On the Wrack Line, between Salvage and Despair
Artist: Miles Epstein
February 15th, 2014
Wrack is an old European word meaning destruction and wreckage, particularly in regards to ships. Wrack is also seaweed. Long undulating lines of kelp, sea grass, or other ocean debris carried far up the beach at high tide are sometimes called ‘wrack lines’.
Salvage is another old word with multiple definitions. The most common refers to ships, as in their rescue, or picking through valuable cargo after the vessels have run aground. It also has everyday definitions, such as “the saving and utilization of scrap paper.”
In the dictionary salvage sits beneath salvation, which I haven’t yet found. But for the last six years I have been looking for and finding some interesting scraps of paper, many of which you can see here today.
Miles Epstein was born in 1960, and grew up reading about and watching various rockets launch. On the American side it was the Mercury, Gemini and Apollo programs. For the Soviets it was the Soyuz. And for Miles, it was lots and lots of cardboard and balsa wood models from the Estes Model Rocket company.

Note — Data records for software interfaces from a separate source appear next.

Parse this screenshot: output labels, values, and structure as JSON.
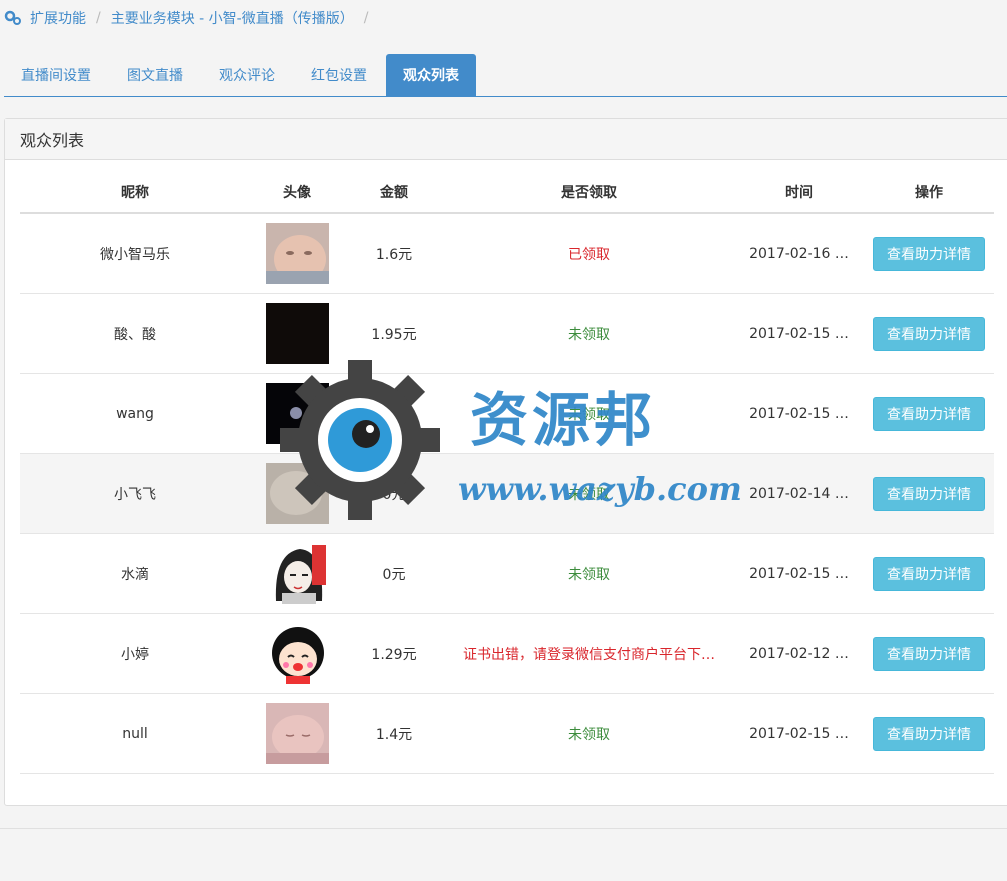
{
  "breadcrumb": {
    "items": [
      "扩展功能",
      "主要业务模块 - 小智-微直播（传播版）"
    ],
    "separator": "/"
  },
  "tabs": [
    {
      "label": "直播间设置",
      "active": false
    },
    {
      "label": "图文直播",
      "active": false
    },
    {
      "label": "观众评论",
      "active": false
    },
    {
      "label": "红包设置",
      "active": false
    },
    {
      "label": "观众列表",
      "active": true
    }
  ],
  "panel": {
    "title": "观众列表"
  },
  "table": {
    "headers": [
      "昵称",
      "头像",
      "金额",
      "是否领取",
      "时间",
      "操作"
    ],
    "rows": [
      {
        "nickname": "微小智马乐",
        "avatar": "baby-photo",
        "amount": "1.6元",
        "status": "已领取",
        "status_color": "#d9262c",
        "time": "2017-02-16 …",
        "action": "查看助力详情",
        "highlight": false
      },
      {
        "nickname": "酸、酸",
        "avatar": "dark-photo",
        "amount": "1.95元",
        "status": "未领取",
        "status_color": "#3c8c3c",
        "time": "2017-02-15 …",
        "action": "查看助力详情",
        "highlight": false
      },
      {
        "nickname": "wang",
        "avatar": "moon-photo",
        "amount": "元",
        "status": "未领取",
        "status_color": "#3c8c3c",
        "time": "2017-02-15 …",
        "action": "查看助力详情",
        "highlight": false
      },
      {
        "nickname": "小飞飞",
        "avatar": "blurry-photo",
        "amount": "0元",
        "status": "未领取",
        "status_color": "#3c8c3c",
        "time": "2017-02-14 …",
        "action": "查看助力详情",
        "highlight": true
      },
      {
        "nickname": "水滴",
        "avatar": "anime-avatar",
        "amount": "0元",
        "status": "未领取",
        "status_color": "#3c8c3c",
        "time": "2017-02-15 …",
        "action": "查看助力详情",
        "highlight": false
      },
      {
        "nickname": "小婷",
        "avatar": "cartoon-girl",
        "amount": "1.29元",
        "status": "证书出错，请登录微信支付商户平台下…",
        "status_color": "#d9262c",
        "time": "2017-02-12 …",
        "action": "查看助力详情",
        "highlight": false
      },
      {
        "nickname": "null",
        "avatar": "baby-sleeping-photo",
        "amount": "1.4元",
        "status": "未领取",
        "status_color": "#3c8c3c",
        "time": "2017-02-15 …",
        "action": "查看助力详情",
        "highlight": false
      }
    ]
  },
  "watermark": {
    "title": "资源邦",
    "url": "www.wazyb.com"
  },
  "colors": {
    "primary": "#428bca",
    "info": "#5bc0de",
    "danger": "#d9262c",
    "success": "#3c8c3c"
  }
}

In recent years, his interests have moved directly underfoot, specifically the city in which he lives, and the systems operating under its streets. He is honored to show his work in this most appropriate space.